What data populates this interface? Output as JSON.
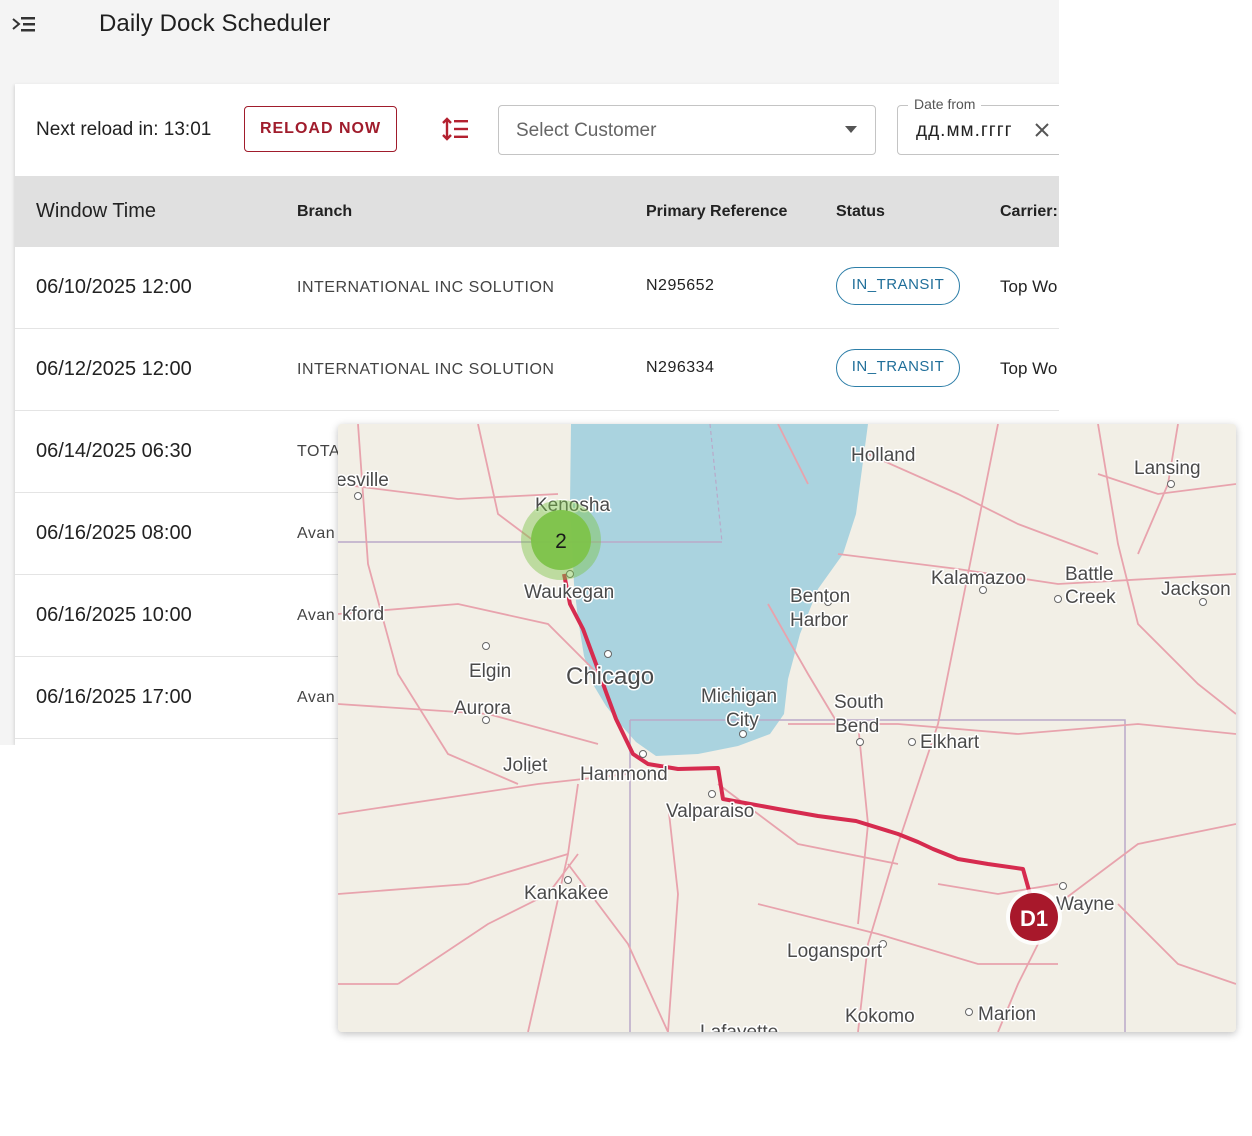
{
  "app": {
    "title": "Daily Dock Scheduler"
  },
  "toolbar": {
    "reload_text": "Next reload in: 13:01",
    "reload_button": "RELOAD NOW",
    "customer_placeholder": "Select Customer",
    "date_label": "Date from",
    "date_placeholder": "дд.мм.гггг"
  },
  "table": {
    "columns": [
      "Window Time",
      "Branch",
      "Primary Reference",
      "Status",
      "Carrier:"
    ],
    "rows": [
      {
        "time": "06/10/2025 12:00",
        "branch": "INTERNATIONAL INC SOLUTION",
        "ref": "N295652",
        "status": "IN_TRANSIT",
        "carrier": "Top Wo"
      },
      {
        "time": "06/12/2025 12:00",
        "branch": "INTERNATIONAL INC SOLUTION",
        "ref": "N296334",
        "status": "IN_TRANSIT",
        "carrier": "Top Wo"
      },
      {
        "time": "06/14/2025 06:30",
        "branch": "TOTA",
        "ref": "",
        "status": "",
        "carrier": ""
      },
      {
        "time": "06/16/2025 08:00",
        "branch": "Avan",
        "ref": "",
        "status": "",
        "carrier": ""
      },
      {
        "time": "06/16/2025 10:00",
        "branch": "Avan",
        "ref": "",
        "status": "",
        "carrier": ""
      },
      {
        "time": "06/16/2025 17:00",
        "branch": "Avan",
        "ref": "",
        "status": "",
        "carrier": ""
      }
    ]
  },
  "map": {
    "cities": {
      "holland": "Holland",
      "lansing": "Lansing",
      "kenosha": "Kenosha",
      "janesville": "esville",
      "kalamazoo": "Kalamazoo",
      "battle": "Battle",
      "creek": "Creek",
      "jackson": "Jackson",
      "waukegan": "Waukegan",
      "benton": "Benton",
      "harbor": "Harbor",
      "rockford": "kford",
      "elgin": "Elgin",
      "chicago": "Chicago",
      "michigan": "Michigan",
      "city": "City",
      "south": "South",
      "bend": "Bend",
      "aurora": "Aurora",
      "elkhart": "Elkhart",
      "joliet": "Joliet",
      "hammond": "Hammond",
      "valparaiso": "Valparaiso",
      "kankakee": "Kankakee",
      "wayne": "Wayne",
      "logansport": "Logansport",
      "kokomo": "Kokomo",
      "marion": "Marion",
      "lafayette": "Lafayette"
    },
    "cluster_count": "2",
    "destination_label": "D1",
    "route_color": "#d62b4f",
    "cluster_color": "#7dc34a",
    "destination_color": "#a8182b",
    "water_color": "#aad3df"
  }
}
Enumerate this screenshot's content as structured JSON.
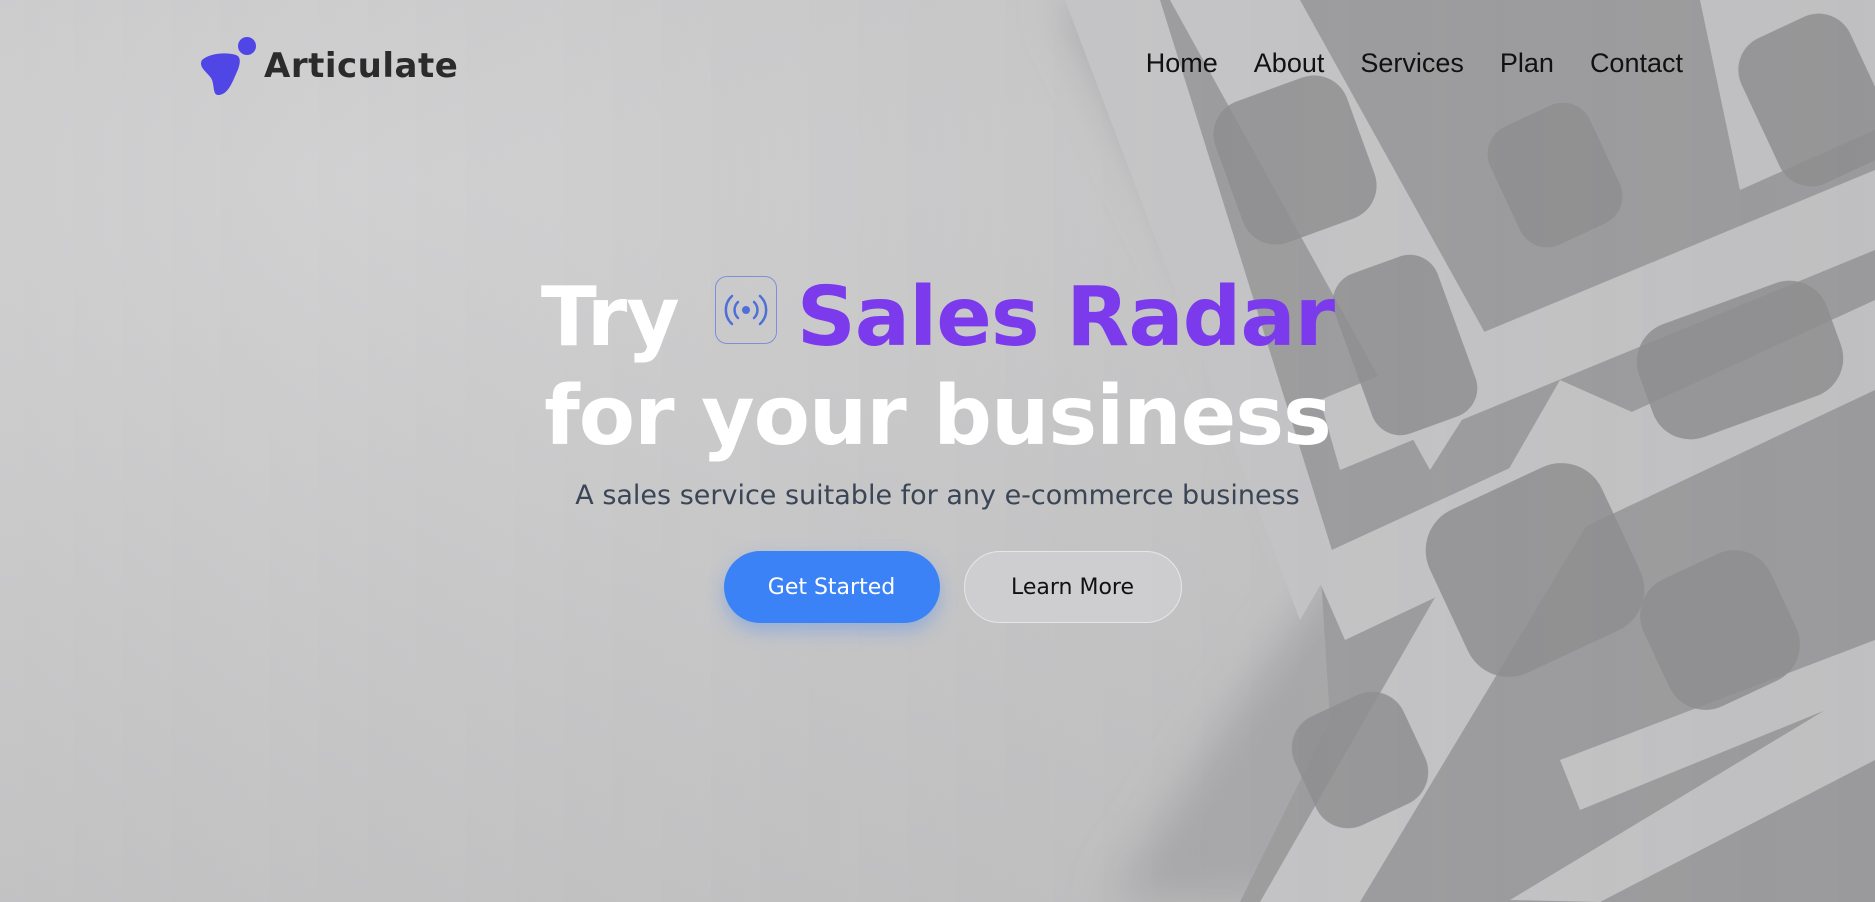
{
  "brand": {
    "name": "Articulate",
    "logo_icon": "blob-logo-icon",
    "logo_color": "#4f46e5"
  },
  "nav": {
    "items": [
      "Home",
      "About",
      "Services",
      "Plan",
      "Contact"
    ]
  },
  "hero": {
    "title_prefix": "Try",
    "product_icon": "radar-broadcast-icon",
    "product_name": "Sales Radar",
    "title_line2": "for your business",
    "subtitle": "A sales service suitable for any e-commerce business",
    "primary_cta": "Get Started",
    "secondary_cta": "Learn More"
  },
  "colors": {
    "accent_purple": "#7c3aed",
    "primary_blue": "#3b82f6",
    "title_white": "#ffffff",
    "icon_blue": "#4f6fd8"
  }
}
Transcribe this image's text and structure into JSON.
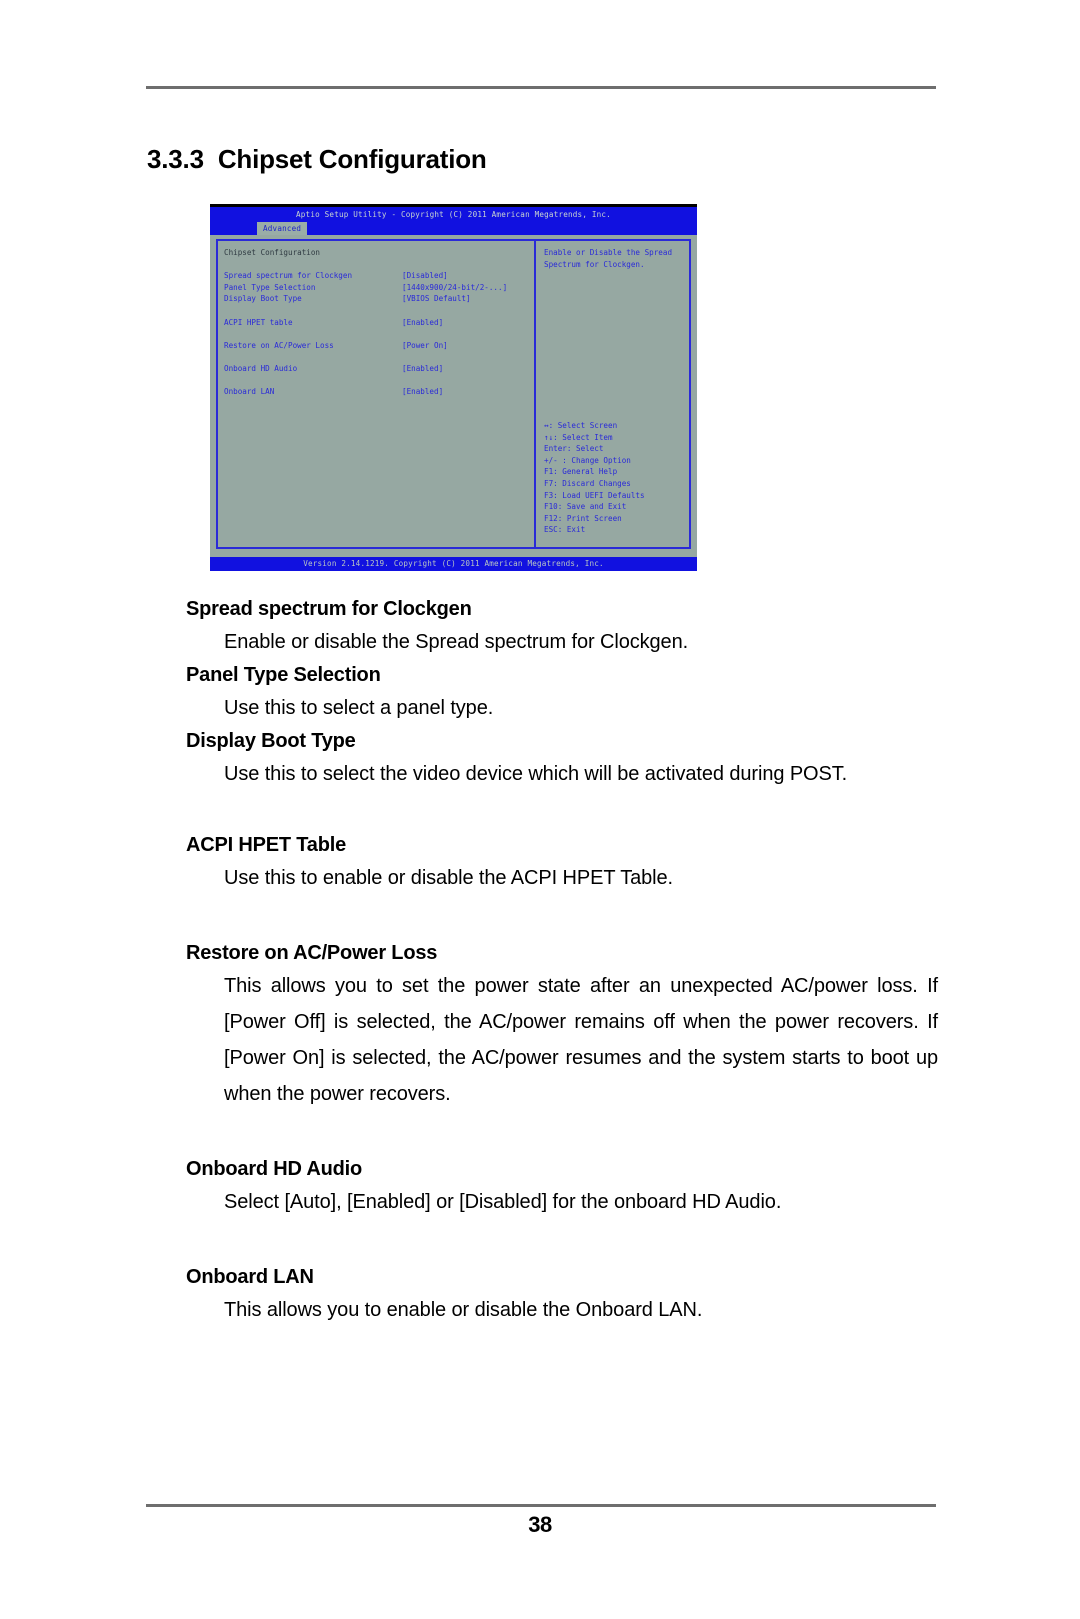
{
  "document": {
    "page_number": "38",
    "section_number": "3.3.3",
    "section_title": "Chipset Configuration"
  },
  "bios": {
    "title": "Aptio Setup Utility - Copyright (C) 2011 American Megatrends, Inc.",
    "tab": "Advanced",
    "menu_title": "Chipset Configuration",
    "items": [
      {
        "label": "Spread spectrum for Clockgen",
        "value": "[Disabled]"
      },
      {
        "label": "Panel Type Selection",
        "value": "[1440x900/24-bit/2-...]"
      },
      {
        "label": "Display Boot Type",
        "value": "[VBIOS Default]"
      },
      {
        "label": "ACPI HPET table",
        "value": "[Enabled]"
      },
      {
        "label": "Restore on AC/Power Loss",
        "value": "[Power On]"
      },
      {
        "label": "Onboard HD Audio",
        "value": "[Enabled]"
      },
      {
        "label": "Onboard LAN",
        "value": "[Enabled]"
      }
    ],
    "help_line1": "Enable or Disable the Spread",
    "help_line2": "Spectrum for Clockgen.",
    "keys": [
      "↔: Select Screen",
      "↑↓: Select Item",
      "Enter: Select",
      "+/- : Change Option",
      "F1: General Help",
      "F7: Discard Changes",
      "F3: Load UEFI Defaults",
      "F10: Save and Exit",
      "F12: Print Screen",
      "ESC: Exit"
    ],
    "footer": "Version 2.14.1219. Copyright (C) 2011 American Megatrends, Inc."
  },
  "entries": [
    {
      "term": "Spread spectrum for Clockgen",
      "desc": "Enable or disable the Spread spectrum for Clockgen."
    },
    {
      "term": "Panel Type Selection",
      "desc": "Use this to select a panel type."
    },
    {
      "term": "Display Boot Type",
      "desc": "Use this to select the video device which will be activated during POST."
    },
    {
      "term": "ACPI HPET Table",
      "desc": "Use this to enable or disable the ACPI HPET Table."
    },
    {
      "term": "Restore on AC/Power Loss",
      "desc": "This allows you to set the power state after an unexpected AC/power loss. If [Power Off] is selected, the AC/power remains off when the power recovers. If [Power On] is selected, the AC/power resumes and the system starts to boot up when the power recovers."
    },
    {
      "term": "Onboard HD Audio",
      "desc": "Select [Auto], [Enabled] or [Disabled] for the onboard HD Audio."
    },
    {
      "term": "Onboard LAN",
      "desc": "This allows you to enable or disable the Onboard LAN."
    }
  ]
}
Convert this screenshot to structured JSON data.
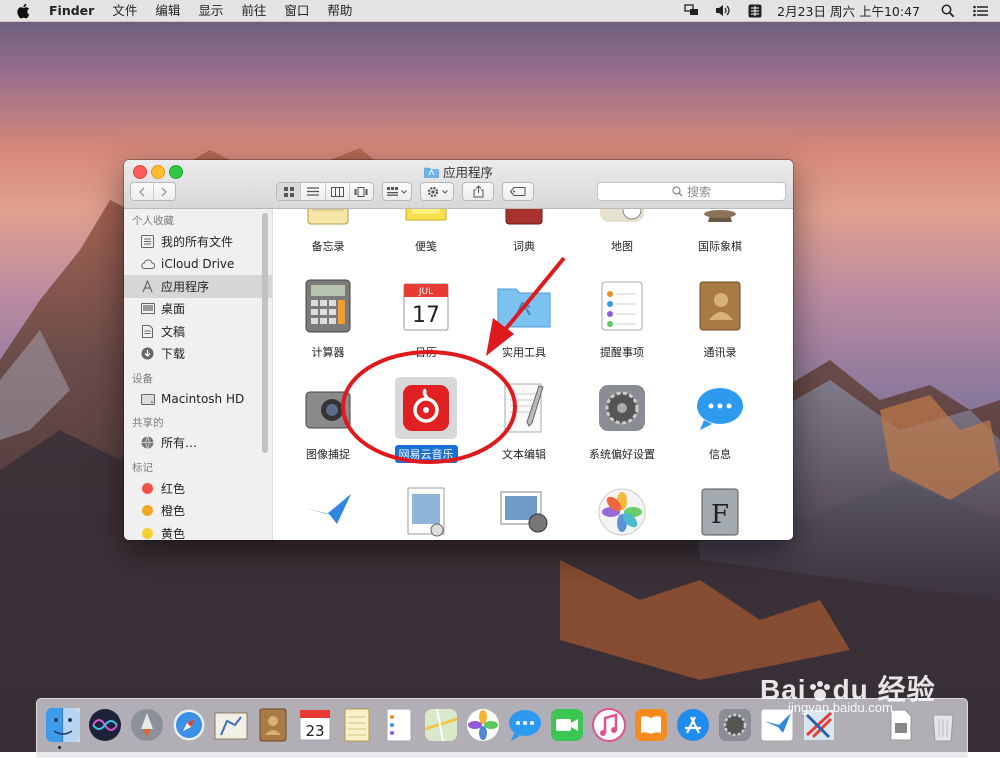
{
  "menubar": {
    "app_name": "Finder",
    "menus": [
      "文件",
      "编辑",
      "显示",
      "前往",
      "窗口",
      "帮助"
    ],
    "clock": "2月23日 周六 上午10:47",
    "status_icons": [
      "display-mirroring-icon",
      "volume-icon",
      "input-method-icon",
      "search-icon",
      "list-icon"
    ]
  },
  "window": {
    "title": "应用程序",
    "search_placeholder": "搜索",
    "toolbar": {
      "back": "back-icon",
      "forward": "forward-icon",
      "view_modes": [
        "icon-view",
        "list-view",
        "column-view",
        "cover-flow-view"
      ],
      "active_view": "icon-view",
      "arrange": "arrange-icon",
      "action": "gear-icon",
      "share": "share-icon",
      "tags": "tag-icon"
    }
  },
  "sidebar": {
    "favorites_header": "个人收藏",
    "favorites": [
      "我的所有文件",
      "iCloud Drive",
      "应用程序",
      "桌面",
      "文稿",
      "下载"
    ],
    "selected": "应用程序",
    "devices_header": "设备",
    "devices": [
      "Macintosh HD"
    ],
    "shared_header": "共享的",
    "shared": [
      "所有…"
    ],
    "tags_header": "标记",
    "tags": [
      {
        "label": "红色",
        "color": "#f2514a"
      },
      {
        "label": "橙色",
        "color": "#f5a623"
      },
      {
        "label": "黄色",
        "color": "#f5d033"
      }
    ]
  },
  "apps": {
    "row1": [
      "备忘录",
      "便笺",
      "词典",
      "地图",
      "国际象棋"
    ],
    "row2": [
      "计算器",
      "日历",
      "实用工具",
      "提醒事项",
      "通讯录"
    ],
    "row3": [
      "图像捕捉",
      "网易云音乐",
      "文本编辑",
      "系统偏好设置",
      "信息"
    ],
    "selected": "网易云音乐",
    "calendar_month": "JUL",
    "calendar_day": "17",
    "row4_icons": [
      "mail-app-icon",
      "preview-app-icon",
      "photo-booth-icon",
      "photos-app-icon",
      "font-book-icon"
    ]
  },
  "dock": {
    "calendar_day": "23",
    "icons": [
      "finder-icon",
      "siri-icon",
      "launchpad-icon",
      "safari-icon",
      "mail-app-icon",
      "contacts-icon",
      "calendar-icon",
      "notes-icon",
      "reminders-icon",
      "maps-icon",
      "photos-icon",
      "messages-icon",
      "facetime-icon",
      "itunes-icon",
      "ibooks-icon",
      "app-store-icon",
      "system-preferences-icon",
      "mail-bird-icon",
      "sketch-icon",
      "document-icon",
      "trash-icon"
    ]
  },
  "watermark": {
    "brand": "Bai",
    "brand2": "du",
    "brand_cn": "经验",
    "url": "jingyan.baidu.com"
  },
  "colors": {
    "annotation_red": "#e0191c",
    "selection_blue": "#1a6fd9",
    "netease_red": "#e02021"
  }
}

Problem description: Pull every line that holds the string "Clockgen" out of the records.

Completed exercise:
        "label": "Spread spectrum for Clockgen",
    "help_line2": "Spectrum for Clockgen.",
      "term": "Spread spectrum for Clockgen",
      "desc": "Enable or disable the Spread spectrum for Clockgen."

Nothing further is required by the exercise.